Grossing $683 million worldwide, “It” is directed by an Argentine, Andy Muschietti. Latin American genre, like animation, is a push phenomenon, embraced by new generation of Latino moviemakers. Blood Window, Ventana Sur’s genre division, bows this year with a new prize — the Best Latin American Fantastic Film of the Year Award, to be awarded by the European Fantastic Film Festivals Federation — and a clutch of anticipated projects which see women directing chillers (such as “El Muglar,” from Emmy-nominated writer-director Lucila Las Heras), and the ramp-up, as in France, of low-fi sci-fi, such as Spaniard David Casademunt’s “The Beast,” a virtual reality horror-thriller. Talked up BWIP Blood Window pix in post screenings include Argentine Gonzalo Calzada’s “Luciferina” and Chava Cartas’ “The Tenants,” backed by all-powerful Mexican distributor Videocine. Again, even closer links between Europe and Latin America’s fantastic movie communities seem likely.

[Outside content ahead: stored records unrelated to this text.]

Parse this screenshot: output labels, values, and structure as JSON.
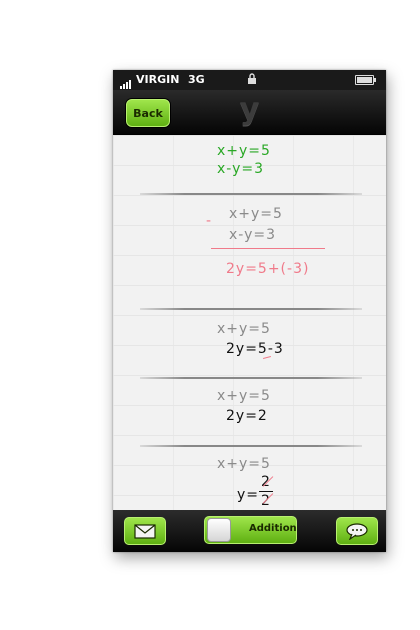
{
  "status_bar": {
    "carrier": "VIRGIN",
    "network": "3G"
  },
  "nav_bar": {
    "back_label": "Back",
    "title": "y"
  },
  "steps": [
    {
      "line1": "x+y=5",
      "line2": "x-y=3"
    },
    {
      "line1": "x+y=5",
      "line2": "x-y=3",
      "minus_mark": "-",
      "result": "2y=5+(-3)"
    },
    {
      "line1": "x+y=5",
      "line2": "2y=5-3"
    },
    {
      "line1": "x+y=5",
      "line2": "2y=2"
    },
    {
      "line1": "x+y=5",
      "line2_prefix": "y=",
      "numerator": "2",
      "denominator": "2"
    }
  ],
  "toolbar": {
    "mode_label": "Addition"
  },
  "colors": {
    "accent_green": "#6fc21e",
    "equation_green": "#2aa826",
    "annotation_pink": "#f07a8a"
  },
  "icons": {
    "mail": "envelope-icon",
    "chat": "speech-bubble-icon",
    "lock": "lock-icon"
  }
}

The first Best Latin American Fantastic Film of the Year will be unveiled at Ventana Sur. Unspooling April 6-7 in the Canary Islands’ Tenerife, and boasting a co-production forum and congress, the Quirino Ibero-American Animation Awards will also see their first presentation in South America at the Buenos Aires Market


How on earth do we monetize all this? That question will still float over 2017’s 2nd Trends. In other way, however, like Animation!, the section has grown- Conceived as an annual meet for Latin America’s immersive industries, the 2nd Trends, will showcase 12 projects, up 40% on 2015, hailing from Latin America, the U.S. and Spain. It has also broadened its brief to take in VR vid-games. Trends will also showcase Argentine webseries. Attendees include the Canadian Film Centre and French-German broadcaster Arte, and panelists take in Venice Festival director Alberto Barbera who will discuss how Venice became the first “A-grade” festival to create a VR section.


Argentina’s Mar del Plata Festival, Latin America’s only “A-grade” film event, wrapped Saturday night. So synergies with Ventana Sur are inevitable and welcome. In industry terms, it serves as both a platform for on-the-rise Argentine talent and, via its Film.Ar industry umbrella, an ambitious development initiative for Argentine, Latin American and Latin-Arab world fiction features and documentaries. Having bowed or pitched at Mar del Plata, some titles will now be moved at Ventana Sur. Standouts at Mar del Plata were all small art films, low-budget genre movies or first or second time feature projects. That said, look out for, of new Argentine movies, Gustavo Biazzi’s last summer of youth drama “The Bums,” Nicolas Torchinsky’s “The Centaur’s Nostalgia,” a meticulous aged gaucho docu portrait, crowdpleaser “Primas,” Demián Rugna’s shockfest “Terrified” and “To the Desert,” Ulises Rosell’s big canvas abduction thriller come kind of love story. Another way into upcoming Argentine movies is to catch the promo reel of the PCI Assn. of Argentine Directors, which screens at Ventana Sur on Tuesday.